A record-breaking 46% of Americans have used the internet, email or cell phone text messaging to get news about the campaign, share their views and mobilize others. And Barack Obama's backers have an edge in the online political environment.
Furthermore, three online activities have become especially prominent as the presidential primary campaigns have progressed: First, 35% of Americans say they have watched online political videos--a figure that nearly triples the reading the Pew Internet Project got in the 2004 race.
Second, 10% say they have used social networking sites such as Facebook or MySpace to gather information or become involved. This is particularly popular with younger voters: Two-thirds of internet users under the age of 30 have a social networking profile, and half of these use social networking sites to get or share information about politics or the campaigns.
Third, 6% of Americans have made political contributions online, compared with 2% who did that during the entire 2004 campaign.
A significant number of voters are also using the internet to gain access to campaign events and primary documents. Some 39% of online Americans have used the internet to access "unfiltered" campaign materials, which includes video of candidate debates, speeches and announcements, as well as position papers and speech transcripts.
Online activism using social media has also grown substantially since the first time we probed this issue during the 2006 midterm elections.
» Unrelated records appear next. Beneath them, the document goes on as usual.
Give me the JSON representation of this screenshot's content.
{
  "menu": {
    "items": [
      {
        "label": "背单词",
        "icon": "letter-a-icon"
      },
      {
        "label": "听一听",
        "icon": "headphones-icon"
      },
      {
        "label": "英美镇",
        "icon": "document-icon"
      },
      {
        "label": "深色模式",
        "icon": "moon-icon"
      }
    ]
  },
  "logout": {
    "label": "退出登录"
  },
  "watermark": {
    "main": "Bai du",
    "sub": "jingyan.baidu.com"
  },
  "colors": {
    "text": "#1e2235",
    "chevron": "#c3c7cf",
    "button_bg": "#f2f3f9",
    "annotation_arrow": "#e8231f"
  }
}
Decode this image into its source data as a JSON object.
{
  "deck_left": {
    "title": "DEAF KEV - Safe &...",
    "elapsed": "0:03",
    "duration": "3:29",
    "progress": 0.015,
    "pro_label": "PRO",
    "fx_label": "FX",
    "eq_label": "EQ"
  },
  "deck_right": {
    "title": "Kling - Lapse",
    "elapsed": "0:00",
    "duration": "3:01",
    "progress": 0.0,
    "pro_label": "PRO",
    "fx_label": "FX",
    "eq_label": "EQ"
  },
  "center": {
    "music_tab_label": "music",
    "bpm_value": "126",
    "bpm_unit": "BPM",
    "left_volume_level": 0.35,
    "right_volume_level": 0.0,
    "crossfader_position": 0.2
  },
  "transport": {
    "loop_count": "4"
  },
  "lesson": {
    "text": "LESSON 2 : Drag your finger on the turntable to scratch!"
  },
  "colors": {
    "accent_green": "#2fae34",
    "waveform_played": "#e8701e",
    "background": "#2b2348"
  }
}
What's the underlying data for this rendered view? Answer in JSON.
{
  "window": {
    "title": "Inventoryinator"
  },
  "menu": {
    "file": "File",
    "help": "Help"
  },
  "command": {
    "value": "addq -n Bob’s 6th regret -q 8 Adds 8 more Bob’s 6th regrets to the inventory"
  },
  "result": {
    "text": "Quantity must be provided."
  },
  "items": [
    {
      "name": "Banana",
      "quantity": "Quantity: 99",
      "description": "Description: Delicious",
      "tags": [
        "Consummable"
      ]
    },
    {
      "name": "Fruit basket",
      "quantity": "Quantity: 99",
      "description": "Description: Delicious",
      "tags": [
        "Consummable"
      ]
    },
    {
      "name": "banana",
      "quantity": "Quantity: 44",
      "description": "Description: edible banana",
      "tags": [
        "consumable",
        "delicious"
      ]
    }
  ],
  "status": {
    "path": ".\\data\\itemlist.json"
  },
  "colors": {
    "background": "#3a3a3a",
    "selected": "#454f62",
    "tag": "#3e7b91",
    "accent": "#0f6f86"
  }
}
Yet despite the growth in the number of people who are politically engaged online, internet users express some ambivalence about the role of the internet in the campaign. On one hand, 28% of wired Americans say that the internet makes them feel more personally connected to the campaign, and 22% say that they would not be as involved in the campaign if not for the internet. At the same time, however, even larger numbers feel that the internet magnifies the most extreme viewpoints and is a source of misinformation for many voters.